Nurturing the spirit of all faiths and traditions

What unites us is our desire to raise dynamic kids with a strong moral compass. What defines us is our quest to discover how we are each uniquely called to serve the world.

Rooted in the Episcopal tradition, which encourages and fosters inclusion, EDS comprises a diverse population of students, families, and faculty. Clear about our own identity as an Episcopal parish day school, EDS views the contributions of children and families of other faith traditions as a source of richness and strength. Our worship, grounded in those same Episcopal traditions, invites praise, inspires prayer, encourages reflection, and sends us each out to love and serve the Lord in our own way.

In religion classrooms, through Godly Play, Bible, and World Religions curricula we thoughtfully engage our faith through student-centered learning and discovery.  Challenged by our growth in class, chapels, and community service, we are committed to reaching out wherever we discern need in the local community and the world.
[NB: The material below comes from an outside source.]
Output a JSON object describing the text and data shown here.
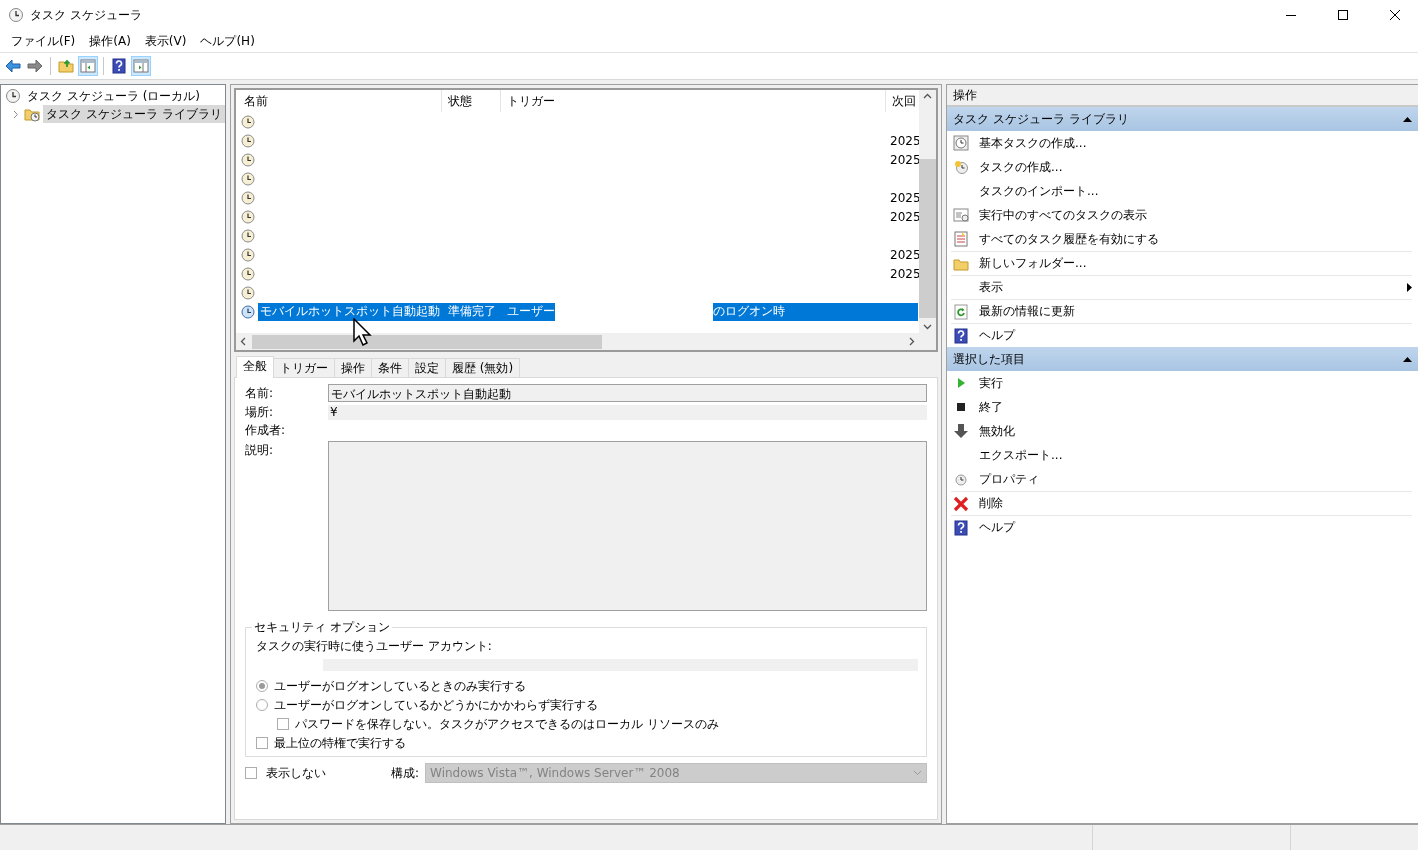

Outreach opportunities enable us to promote the moral and spiritual growth of our students, regardless of their faith traditions, as we endeavor to teach students to lead lives of purpose, faith, and integrity.

Finally, our faith finds its truest fulfillment in the many ways in which we show love, compassion, and empathy for one another.

Rev. Dr. Lisa Barrowclough

Chaplain and Chair of Religious Life

EDS Faculty since 2012; 13 years prior experience
B.A., The University of Western Ontario
M.Div., Queen’s College
D.Min., Virginia Theological Seminary

The following excerpt from “The Idea of an Episcopal School” captures our identity as a Christian School in the Episcopal Tradition:

What is an Episcopal school?

Episcopalians, like all Christians, believe that our life is founded on the life of Jesus, and that as a Church, we are called to offer the redeeming love of God to all people.

Episcopal schools are concrete expressions of the Church’s care for young people and their families, and of the belief that God calls us to love all of God’s children. What Episcopal schools strive for, teach, believe, emphasis and cultivate, grows out of present needs and looks forward to the demands of the future.

An Episcopal school is comprehensive and inclusive

The Episcopal Church encourages respect for the other person’s beliefs. Therefore, an Episcopal school should not discriminate on the basis of race, creed, or national origin, and should actively seek out faculty and students of diverse backgrounds and traditions. We do so in the belief that they bring something to be valued and respected, and because we wish to be broadly inclusive of the community we serve. An Episcopal school looks for values that unite people rather than those that divide.

The unity of an Episcopal school is based on rite and tradition

In an Episcopal school there likely will be no list of rules that define who we must be as a community. Every member of the community should be able to join in celebrating the life of the community in some ritual way (formal or informal), as it embodies a sacramental principle dear to us: God makes sacred the things of this world as they are offered to God in worship.

An Episcopal school values reason as a way to true understanding

In the Episcopal tradition, learning is important not to find the right answers to be used against others, but in order to arrive at God’s truth. An Episcopal education will raise issues of meaning, identity, and ultimate truth at every opportunity in all parts of its program, but will also acknowledge the limits of human reason.

An Episcopal school has a concern for the well being of society

An Episcopal school will help children understand that they do not exist apart from society, that society’s issues are their issues, and that they are called upon to respond to the needs of others.

An Episcopal school is founded on love

Love for students, for their value as children of God, for their unique gifts, must be the foundation of all we do. We must act out of love, teach love, model love, and love one another in our community above all else. Without this love, all else is meaningless.